Children of the Most High are to resist unjust laws and stand up for those who are powerless and lack our privileges. We must remember however, that our first place of resistance must always be in the spiritual realm. We are told in Ephesians 6:11-13 that, “We are up against the unseen power that controls this dark world, and spiritual agents from the very headquarters of evil.” We are also given instructions for battle including this, “Therefore you must wear the whole armor of God that you may be able to resist evil in its day of power…” (End of 5 minutes)

Our ability to resist “the unseen power that controls this dark world,” beings with surrender. Total, ongoing surrender to our Father.

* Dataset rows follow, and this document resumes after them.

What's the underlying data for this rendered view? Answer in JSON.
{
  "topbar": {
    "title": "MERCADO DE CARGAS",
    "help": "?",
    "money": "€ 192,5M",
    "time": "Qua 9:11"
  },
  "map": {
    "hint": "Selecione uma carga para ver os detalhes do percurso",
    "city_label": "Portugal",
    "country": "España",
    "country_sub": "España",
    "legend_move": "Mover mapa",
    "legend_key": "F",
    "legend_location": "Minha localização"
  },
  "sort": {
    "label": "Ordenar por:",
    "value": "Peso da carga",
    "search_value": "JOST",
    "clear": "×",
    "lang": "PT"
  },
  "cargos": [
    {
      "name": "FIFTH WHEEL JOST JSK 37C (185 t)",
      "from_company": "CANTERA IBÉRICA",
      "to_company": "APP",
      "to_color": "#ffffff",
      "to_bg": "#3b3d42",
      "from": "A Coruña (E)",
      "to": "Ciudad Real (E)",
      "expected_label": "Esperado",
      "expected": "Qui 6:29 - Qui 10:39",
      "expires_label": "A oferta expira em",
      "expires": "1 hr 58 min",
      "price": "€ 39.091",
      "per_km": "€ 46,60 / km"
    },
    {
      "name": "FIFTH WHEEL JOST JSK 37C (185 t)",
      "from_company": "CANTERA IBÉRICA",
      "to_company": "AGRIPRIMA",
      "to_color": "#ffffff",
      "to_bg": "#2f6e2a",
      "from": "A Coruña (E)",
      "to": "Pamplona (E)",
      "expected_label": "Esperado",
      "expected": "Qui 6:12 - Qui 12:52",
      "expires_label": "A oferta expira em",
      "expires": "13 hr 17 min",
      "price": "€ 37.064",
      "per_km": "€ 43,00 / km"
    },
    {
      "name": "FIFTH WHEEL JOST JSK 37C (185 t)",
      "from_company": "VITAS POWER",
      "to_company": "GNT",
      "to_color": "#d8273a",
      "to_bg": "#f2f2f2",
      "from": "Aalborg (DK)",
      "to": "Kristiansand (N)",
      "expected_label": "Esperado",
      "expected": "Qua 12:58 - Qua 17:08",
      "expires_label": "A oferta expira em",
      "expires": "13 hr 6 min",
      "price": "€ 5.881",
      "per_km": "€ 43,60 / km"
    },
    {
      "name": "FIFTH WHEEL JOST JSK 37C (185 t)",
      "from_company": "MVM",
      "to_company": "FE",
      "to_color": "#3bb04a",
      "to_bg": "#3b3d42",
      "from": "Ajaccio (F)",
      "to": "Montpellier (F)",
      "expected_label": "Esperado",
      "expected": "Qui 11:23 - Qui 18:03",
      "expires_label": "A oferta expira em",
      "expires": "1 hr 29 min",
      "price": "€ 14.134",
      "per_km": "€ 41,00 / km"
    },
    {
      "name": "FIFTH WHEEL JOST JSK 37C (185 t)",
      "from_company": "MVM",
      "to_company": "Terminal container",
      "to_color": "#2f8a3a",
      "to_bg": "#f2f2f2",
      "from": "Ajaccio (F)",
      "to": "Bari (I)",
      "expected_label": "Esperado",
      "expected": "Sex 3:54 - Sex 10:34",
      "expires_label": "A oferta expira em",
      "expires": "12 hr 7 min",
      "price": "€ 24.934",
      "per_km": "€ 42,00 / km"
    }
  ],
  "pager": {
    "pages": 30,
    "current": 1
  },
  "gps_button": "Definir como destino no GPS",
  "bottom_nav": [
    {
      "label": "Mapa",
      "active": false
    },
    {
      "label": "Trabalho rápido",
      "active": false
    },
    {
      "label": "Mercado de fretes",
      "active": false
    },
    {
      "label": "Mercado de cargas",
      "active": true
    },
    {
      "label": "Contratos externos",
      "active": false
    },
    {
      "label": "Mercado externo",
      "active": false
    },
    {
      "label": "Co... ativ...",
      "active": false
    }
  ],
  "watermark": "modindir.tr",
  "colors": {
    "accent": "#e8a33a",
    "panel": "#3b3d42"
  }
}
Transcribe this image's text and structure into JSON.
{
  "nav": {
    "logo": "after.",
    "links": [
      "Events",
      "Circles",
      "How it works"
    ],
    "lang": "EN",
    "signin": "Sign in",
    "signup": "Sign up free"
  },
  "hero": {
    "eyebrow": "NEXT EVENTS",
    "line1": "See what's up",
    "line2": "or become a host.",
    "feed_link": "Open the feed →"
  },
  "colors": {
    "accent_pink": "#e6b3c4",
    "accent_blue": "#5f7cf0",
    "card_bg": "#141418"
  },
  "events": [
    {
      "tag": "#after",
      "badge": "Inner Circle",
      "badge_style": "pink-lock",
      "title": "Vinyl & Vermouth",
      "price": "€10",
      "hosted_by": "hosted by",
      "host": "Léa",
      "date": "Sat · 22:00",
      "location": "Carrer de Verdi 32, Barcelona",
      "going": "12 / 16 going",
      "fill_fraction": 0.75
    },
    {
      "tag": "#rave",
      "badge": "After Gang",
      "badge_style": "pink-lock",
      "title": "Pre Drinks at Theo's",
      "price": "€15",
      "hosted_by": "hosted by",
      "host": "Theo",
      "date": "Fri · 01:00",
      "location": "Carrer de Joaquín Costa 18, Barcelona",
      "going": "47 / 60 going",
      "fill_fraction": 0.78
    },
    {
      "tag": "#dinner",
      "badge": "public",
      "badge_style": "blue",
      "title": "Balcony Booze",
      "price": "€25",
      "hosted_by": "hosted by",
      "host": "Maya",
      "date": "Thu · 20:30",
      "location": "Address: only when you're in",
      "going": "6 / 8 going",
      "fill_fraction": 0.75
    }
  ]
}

“Sin is a dethroned monarch; so you must no longer give it an opportunity to rule over your life, controlling how you live and compelling you to obey its desires and cravings. So then, refuse to answer its call to surrender your body as a tool for wickedness. Instead, passionately answer God’s call to keep yielding your body to him as one who has now experienced resurrection life! You live now for his pleasure, ready to be used for his noble purpose. Remember this: sin will not conquer you, for God already has! You are not governed by law but governed by the reign of the grace of God” (Romans 6:12-14, TPT).

“But he continues to pour out more and more grace upon us. For it says,
God resists you when you are proud
but continually pours out grace when you are humble.’
So then, surrender to God. Stand up to the devil and resist him and he will turn and run away from you” (James 4:6-7, TPT).

In the Stark Trek franchise, the Borg told those they intended to assimilate, “Resistance is futile.” Sometimes, as we are bombarded by news of recurring atrocities in the world, the forces of evil can seem insurmountable. In addition, sometimes in our personal lives, after repeated failures in a specific area, we can be tempted by the evil one to believe, “Resistance is futile.” That is a lie. Resisting evil is never futile. Think of the concept of resistance training. Also referred to as “strength training or weight training,” resistance training, is the use of resistance to muscular contraction to build the strength, anaerobic endurance and size of skeletal muscles. Resistance training is based on the principle that muscles of the body will work to overcome a resistance force when they are required to do so. When you do resistance training repeatedly and consistently, your muscles become stronger.”

The last sentence is worth repeating, “When you do resistance training repeatedly and consistently, your muscles become stronger.” Restated in spiritual terms, “When you engage in spiritual resistance repeatedly and consistently, your spiritual muscles will become stronger.” Let us repeatedly and consistently surrender to our Father, and repeatedly and consistently resist the evil one. And let us resist from the place of victory won for us by the Lion of the Tribe of Judah, the One who led captivity captive (Ephesians 4:8, AMP). And the knowledge that, even when we are at our weakest, our God, “always leads us in triumph in Christ, and through us spreads and makes evident everywhere the sweet fragrance of the knowledge of Him” (2 Corinthians 2:14, AMP). Surrender and resist!

FMF

I am participating in a weekly writing adventure with the Five Minute Friday writing community, hosted by Kate Motaung. This week’s prompt is, “Surrender.” Links were added after the five minute window closed. The definitions for “Resist” are from http://www.merriam-webster.com. The definition of “Resistance Training” is from www.betterhealth.vic.gov.au.